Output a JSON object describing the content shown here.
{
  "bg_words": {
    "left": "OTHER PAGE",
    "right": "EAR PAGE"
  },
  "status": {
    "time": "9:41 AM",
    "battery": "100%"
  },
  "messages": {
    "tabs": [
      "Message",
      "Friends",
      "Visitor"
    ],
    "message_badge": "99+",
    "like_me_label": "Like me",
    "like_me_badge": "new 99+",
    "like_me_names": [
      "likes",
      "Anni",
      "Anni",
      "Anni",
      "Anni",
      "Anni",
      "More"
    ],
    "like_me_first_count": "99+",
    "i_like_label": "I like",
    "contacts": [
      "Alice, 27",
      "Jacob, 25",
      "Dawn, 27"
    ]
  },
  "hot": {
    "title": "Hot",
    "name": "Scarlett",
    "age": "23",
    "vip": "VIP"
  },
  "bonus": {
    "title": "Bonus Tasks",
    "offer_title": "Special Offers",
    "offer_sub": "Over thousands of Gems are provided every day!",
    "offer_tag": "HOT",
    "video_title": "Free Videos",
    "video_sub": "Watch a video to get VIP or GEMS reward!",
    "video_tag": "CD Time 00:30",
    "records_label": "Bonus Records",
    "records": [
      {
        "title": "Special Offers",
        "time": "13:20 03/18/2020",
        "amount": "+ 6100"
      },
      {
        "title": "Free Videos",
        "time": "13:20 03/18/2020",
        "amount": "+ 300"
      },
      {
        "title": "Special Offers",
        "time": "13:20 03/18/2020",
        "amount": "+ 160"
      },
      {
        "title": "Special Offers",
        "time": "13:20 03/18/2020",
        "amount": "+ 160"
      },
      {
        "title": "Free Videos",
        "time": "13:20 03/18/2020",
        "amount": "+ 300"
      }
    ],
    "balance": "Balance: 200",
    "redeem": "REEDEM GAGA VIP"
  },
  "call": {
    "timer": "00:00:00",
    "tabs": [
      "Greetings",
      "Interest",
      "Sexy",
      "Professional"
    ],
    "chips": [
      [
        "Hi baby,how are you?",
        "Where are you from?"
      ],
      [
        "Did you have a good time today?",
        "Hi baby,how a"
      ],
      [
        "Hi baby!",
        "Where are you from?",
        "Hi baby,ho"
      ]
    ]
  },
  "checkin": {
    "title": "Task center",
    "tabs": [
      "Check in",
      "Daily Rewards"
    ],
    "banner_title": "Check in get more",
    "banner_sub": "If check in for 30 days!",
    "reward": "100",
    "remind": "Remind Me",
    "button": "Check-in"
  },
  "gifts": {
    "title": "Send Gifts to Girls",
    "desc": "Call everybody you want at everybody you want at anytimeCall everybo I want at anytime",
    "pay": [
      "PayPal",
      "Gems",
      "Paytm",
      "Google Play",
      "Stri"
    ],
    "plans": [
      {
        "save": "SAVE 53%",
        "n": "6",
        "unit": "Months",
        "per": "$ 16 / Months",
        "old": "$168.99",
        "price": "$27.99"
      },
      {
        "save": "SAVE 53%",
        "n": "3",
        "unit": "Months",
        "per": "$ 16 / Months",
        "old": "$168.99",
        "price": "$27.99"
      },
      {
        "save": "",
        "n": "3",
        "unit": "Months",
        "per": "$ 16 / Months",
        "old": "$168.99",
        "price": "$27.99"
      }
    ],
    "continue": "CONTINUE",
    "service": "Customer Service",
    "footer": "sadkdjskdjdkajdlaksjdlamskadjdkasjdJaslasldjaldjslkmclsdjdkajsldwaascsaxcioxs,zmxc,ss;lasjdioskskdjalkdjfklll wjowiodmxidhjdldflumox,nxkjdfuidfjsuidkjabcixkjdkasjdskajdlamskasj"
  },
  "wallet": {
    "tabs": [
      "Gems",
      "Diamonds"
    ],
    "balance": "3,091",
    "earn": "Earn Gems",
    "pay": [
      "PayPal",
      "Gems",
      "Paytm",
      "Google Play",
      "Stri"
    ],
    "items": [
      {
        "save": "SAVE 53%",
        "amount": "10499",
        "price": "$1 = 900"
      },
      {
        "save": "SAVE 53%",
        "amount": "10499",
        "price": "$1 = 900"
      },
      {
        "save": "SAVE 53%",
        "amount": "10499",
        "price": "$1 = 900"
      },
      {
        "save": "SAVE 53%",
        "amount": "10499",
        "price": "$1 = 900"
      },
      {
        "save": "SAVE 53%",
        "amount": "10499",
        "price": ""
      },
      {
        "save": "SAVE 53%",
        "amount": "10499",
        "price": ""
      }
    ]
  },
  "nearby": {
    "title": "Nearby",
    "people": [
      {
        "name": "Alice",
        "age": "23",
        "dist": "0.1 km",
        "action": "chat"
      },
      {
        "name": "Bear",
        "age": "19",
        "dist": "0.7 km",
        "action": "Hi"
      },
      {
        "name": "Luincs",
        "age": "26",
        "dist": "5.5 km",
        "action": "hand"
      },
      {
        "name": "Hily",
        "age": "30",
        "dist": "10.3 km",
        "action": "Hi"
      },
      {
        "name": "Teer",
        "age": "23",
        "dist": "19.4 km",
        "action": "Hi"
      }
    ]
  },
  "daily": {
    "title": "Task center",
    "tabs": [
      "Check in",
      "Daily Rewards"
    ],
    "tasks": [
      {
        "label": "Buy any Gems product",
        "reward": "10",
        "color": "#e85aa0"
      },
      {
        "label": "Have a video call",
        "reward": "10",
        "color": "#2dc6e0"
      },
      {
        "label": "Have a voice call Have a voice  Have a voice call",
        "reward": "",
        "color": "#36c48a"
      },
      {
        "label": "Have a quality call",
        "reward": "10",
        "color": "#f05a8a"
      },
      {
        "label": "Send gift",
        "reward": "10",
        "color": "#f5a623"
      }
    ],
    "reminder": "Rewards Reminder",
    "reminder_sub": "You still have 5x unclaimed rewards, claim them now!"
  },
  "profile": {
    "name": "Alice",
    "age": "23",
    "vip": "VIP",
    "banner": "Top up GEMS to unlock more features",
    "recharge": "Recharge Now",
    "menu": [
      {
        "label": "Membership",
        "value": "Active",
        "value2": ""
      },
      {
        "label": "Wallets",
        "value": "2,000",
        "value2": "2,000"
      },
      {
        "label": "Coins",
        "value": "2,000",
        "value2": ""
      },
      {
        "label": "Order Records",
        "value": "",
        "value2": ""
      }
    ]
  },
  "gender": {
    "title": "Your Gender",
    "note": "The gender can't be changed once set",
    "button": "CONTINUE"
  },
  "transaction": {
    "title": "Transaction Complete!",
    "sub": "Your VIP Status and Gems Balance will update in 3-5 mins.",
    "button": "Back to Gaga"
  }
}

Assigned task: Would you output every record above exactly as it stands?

Problem solution:
Output a JSON object describing the content shown here.
{
  "bg_words": {
    "left": "OTHER PAGE",
    "right": "EAR PAGE"
  },
  "status": {
    "time": "9:41 AM",
    "battery": "100%"
  },
  "messages": {
    "tabs": [
      "Message",
      "Friends",
      "Visitor"
    ],
    "message_badge": "99+",
    "like_me_label": "Like me",
    "like_me_badge": "new 99+",
    "like_me_names": [
      "likes",
      "Anni",
      "Anni",
      "Anni",
      "Anni",
      "Anni",
      "More"
    ],
    "like_me_first_count": "99+",
    "i_like_label": "I like",
    "contacts": [
      "Alice, 27",
      "Jacob, 25",
      "Dawn, 27"
    ]
  },
  "hot": {
    "title": "Hot",
    "name": "Scarlett",
    "age": "23",
    "vip": "VIP"
  },
  "bonus": {
    "title": "Bonus Tasks",
    "offer_title": "Special Offers",
    "offer_sub": "Over thousands of Gems are provided every day!",
    "offer_tag": "HOT",
    "video_title": "Free Videos",
    "video_sub": "Watch a video to get VIP or GEMS reward!",
    "video_tag": "CD Time 00:30",
    "records_label": "Bonus Records",
    "records": [
      {
        "title": "Special Offers",
        "time": "13:20 03/18/2020",
        "amount": "+ 6100"
      },
      {
        "title": "Free Videos",
        "time": "13:20 03/18/2020",
        "amount": "+ 300"
      },
      {
        "title": "Special Offers",
        "time": "13:20 03/18/2020",
        "amount": "+ 160"
      },
      {
        "title": "Special Offers",
        "time": "13:20 03/18/2020",
        "amount": "+ 160"
      },
      {
        "title": "Free Videos",
        "time": "13:20 03/18/2020",
        "amount": "+ 300"
      }
    ],
    "balance": "Balance: 200",
    "redeem": "REEDEM GAGA VIP"
  },
  "call": {
    "timer": "00:00:00",
    "tabs": [
      "Greetings",
      "Interest",
      "Sexy",
      "Professional"
    ],
    "chips": [
      [
        "Hi baby,how are you?",
        "Where are you from?"
      ],
      [
        "Did you have a good time today?",
        "Hi baby,how a"
      ],
      [
        "Hi baby!",
        "Where are you from?",
        "Hi baby,ho"
      ]
    ]
  },
  "checkin": {
    "title": "Task center",
    "tabs": [
      "Check in",
      "Daily Rewards"
    ],
    "banner_title": "Check in get more",
    "banner_sub": "If check in for 30 days!",
    "reward": "100",
    "remind": "Remind Me",
    "button": "Check-in"
  },
  "gifts": {
    "title": "Send Gifts to Girls",
    "desc": "Call everybody you want at everybody you want at anytimeCall everybo I want at anytime",
    "pay": [
      "PayPal",
      "Gems",
      "Paytm",
      "Google Play",
      "Stri"
    ],
    "plans": [
      {
        "save": "SAVE 53%",
        "n": "6",
        "unit": "Months",
        "per": "$ 16 / Months",
        "old": "$168.99",
        "price": "$27.99"
      },
      {
        "save": "SAVE 53%",
        "n": "3",
        "unit": "Months",
        "per": "$ 16 / Months",
        "old": "$168.99",
        "price": "$27.99"
      },
      {
        "save": "",
        "n": "3",
        "unit": "Months",
        "per": "$ 16 / Months",
        "old": "$168.99",
        "price": "$27.99"
      }
    ],
    "continue": "CONTINUE",
    "service": "Customer Service",
    "footer": "sadkdjskdjdkajdlaksjdlamskadjdkasjdJaslasldjaldjslkmclsdjdkajsldwaascsaxcioxs,zmxc,ss;lasjdioskskdjalkdjfklll wjowiodmxidhjdldflumox,nxkjdfuidfjsuidkjabcixkjdkasjdskajdlamskasj"
  },
  "wallet": {
    "tabs": [
      "Gems",
      "Diamonds"
    ],
    "balance": "3,091",
    "earn": "Earn Gems",
    "pay": [
      "PayPal",
      "Gems",
      "Paytm",
      "Google Play",
      "Stri"
    ],
    "items": [
      {
        "save": "SAVE 53%",
        "amount": "10499",
        "price": "$1 = 900"
      },
      {
        "save": "SAVE 53%",
        "amount": "10499",
        "price": "$1 = 900"
      },
      {
        "save": "SAVE 53%",
        "amount": "10499",
        "price": "$1 = 900"
      },
      {
        "save": "SAVE 53%",
        "amount": "10499",
        "price": "$1 = 900"
      },
      {
        "save": "SAVE 53%",
        "amount": "10499",
        "price": ""
      },
      {
        "save": "SAVE 53%",
        "amount": "10499",
        "price": ""
      }
    ]
  },
  "nearby": {
    "title": "Nearby",
    "people": [
      {
        "name": "Alice",
        "age": "23",
        "dist": "0.1 km",
        "action": "chat"
      },
      {
        "name": "Bear",
        "age": "19",
        "dist": "0.7 km",
        "action": "Hi"
      },
      {
        "name": "Luincs",
        "age": "26",
        "dist": "5.5 km",
        "action": "hand"
      },
      {
        "name": "Hily",
        "age": "30",
        "dist": "10.3 km",
        "action": "Hi"
      },
      {
        "name": "Teer",
        "age": "23",
        "dist": "19.4 km",
        "action": "Hi"
      }
    ]
  },
  "daily": {
    "title": "Task center",
    "tabs": [
      "Check in",
      "Daily Rewards"
    ],
    "tasks": [
      {
        "label": "Buy any Gems product",
        "reward": "10",
        "color": "#e85aa0"
      },
      {
        "label": "Have a video call",
        "reward": "10",
        "color": "#2dc6e0"
      },
      {
        "label": "Have a voice call Have a voice  Have a voice call",
        "reward": "",
        "color": "#36c48a"
      },
      {
        "label": "Have a quality call",
        "reward": "10",
        "color": "#f05a8a"
      },
      {
        "label": "Send gift",
        "reward": "10",
        "color": "#f5a623"
      }
    ],
    "reminder": "Rewards Reminder",
    "reminder_sub": "You still have 5x unclaimed rewards, claim them now!"
  },
  "profile": {
    "name": "Alice",
    "age": "23",
    "vip": "VIP",
    "banner": "Top up GEMS to unlock more features",
    "recharge": "Recharge Now",
    "menu": [
      {
        "label": "Membership",
        "value": "Active",
        "value2": ""
      },
      {
        "label": "Wallets",
        "value": "2,000",
        "value2": "2,000"
      },
      {
        "label": "Coins",
        "value": "2,000",
        "value2": ""
      },
      {
        "label": "Order Records",
        "value": "",
        "value2": ""
      }
    ]
  },
  "gender": {
    "title": "Your Gender",
    "note": "The gender can't be changed once set",
    "button": "CONTINUE"
  },
  "transaction": {
    "title": "Transaction Complete!",
    "sub": "Your VIP Status and Gems Balance will update in 3-5 mins.",
    "button": "Back to Gaga"
  }
}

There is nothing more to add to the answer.